> _THE PROBLEM_
In the data, find each line where the word "Google" appears and list that line.

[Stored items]
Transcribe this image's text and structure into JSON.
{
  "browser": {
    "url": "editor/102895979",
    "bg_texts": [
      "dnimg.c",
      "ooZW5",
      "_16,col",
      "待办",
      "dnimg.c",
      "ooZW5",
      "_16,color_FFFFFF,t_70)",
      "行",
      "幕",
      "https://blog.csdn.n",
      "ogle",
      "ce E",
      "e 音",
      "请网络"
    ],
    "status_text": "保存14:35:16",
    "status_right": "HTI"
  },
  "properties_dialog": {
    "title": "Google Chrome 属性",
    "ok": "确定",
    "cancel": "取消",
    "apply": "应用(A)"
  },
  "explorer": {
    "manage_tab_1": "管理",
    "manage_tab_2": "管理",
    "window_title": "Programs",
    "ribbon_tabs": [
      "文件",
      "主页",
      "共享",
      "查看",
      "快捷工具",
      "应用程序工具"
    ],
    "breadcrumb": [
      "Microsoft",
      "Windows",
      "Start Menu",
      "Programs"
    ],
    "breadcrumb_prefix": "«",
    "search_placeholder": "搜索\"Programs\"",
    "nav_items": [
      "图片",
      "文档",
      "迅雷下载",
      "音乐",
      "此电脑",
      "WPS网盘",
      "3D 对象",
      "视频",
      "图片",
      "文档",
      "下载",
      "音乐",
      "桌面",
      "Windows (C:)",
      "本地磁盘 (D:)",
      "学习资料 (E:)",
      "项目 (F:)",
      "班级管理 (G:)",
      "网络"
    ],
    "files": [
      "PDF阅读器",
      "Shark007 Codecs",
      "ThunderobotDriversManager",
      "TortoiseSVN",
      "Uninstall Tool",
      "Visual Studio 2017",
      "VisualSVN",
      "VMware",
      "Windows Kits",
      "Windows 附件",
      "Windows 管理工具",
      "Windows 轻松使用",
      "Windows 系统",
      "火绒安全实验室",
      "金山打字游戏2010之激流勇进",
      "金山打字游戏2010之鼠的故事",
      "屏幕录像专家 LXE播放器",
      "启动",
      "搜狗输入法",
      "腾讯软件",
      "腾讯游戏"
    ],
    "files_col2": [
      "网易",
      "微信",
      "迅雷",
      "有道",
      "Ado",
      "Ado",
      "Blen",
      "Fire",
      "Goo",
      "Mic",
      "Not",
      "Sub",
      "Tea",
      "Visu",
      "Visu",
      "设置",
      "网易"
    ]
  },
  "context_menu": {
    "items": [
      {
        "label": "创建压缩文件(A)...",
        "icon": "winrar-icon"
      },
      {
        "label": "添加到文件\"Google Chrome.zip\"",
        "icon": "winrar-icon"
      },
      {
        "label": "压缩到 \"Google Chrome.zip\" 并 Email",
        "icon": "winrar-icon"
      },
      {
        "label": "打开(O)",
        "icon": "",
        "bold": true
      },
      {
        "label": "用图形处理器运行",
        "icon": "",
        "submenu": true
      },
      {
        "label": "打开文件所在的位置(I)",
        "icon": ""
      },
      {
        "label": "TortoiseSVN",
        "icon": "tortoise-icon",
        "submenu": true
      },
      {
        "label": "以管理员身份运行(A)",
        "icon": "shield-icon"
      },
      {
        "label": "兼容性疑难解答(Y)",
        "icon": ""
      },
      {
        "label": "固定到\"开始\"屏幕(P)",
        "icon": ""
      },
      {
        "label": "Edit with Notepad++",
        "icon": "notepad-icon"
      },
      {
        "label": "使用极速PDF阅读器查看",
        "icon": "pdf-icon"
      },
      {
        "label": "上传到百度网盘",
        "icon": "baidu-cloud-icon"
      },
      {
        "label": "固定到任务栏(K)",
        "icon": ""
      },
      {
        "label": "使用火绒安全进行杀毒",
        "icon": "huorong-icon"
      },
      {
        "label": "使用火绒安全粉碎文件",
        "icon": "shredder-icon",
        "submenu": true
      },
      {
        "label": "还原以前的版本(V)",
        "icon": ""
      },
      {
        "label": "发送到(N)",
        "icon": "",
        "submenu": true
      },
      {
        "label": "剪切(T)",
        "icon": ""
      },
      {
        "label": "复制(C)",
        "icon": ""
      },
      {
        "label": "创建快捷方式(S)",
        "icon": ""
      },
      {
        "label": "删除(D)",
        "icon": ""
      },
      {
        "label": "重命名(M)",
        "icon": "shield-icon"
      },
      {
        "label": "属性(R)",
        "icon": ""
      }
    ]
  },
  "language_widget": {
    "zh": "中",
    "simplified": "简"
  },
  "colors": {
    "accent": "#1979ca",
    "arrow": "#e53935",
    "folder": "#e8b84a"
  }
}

> _FINISHED EXERCISE_
    "title": "Google Chrome 属性",
        "label": "添加到文件\"Google Chrome.zip\"",
        "label": "压缩到 \"Google Chrome.zip\" 并 Email",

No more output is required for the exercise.